Could you retype all of the entries exactly, without their pictures?

### RECORDS SHOWN

···

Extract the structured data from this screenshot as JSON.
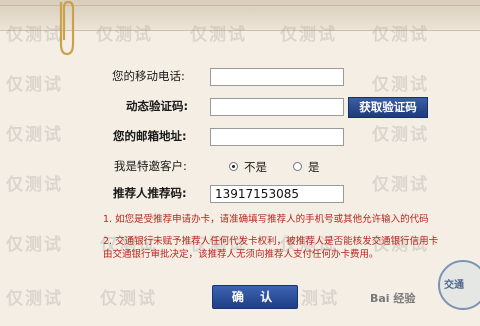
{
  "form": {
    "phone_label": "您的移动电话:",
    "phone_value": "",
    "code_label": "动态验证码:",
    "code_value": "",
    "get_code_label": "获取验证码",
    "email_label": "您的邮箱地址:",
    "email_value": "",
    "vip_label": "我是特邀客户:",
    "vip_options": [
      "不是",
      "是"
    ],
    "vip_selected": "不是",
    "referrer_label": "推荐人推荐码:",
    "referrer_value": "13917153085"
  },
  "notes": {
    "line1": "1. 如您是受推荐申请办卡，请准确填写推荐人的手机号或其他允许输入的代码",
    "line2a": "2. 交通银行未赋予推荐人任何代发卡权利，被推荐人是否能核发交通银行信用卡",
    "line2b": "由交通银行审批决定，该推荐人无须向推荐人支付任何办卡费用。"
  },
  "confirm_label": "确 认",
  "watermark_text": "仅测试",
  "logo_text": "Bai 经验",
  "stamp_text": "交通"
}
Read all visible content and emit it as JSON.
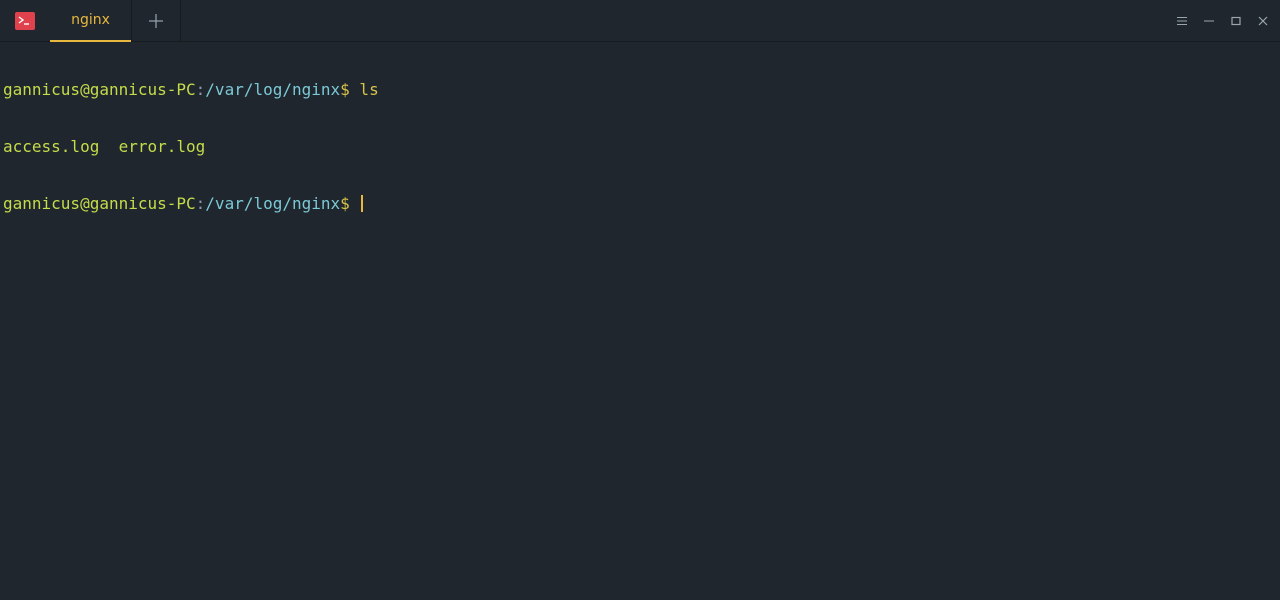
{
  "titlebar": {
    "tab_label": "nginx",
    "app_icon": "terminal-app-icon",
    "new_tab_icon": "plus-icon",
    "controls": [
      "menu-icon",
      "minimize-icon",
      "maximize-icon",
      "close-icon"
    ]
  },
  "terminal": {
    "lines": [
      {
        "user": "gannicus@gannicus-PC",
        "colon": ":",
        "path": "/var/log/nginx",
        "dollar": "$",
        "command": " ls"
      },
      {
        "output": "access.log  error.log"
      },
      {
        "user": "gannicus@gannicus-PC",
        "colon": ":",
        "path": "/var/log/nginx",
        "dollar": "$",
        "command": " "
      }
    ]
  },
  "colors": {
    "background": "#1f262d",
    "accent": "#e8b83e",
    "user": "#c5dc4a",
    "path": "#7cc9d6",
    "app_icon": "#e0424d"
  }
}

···

### FINAL ANSWER
Extract the structured data from this screenshot as JSON.
{
  "form": {
    "phone_label": "您的移动电话:",
    "phone_value": "",
    "code_label": "动态验证码:",
    "code_value": "",
    "get_code_label": "获取验证码",
    "email_label": "您的邮箱地址:",
    "email_value": "",
    "vip_label": "我是特邀客户:",
    "vip_options": [
      "不是",
      "是"
    ],
    "vip_selected": "不是",
    "referrer_label": "推荐人推荐码:",
    "referrer_value": "13917153085"
  },
  "notes": {
    "line1": "1. 如您是受推荐申请办卡，请准确填写推荐人的手机号或其他允许输入的代码",
    "line2a": "2. 交通银行未赋予推荐人任何代发卡权利，被推荐人是否能核发交通银行信用卡",
    "line2b": "由交通银行审批决定，该推荐人无须向推荐人支付任何办卡费用。"
  },
  "confirm_label": "确 认",
  "watermark_text": "仅测试",
  "logo_text": "Bai 经验",
  "stamp_text": "交通"
}
Read all visible content and emit it as JSON.
{
  "titlebar": {
    "tab_label": "nginx",
    "app_icon": "terminal-app-icon",
    "new_tab_icon": "plus-icon",
    "controls": [
      "menu-icon",
      "minimize-icon",
      "maximize-icon",
      "close-icon"
    ]
  },
  "terminal": {
    "lines": [
      {
        "user": "gannicus@gannicus-PC",
        "colon": ":",
        "path": "/var/log/nginx",
        "dollar": "$",
        "command": " ls"
      },
      {
        "output": "access.log  error.log"
      },
      {
        "user": "gannicus@gannicus-PC",
        "colon": ":",
        "path": "/var/log/nginx",
        "dollar": "$",
        "command": " "
      }
    ]
  },
  "colors": {
    "background": "#1f262d",
    "accent": "#e8b83e",
    "user": "#c5dc4a",
    "path": "#7cc9d6",
    "app_icon": "#e0424d"
  }
}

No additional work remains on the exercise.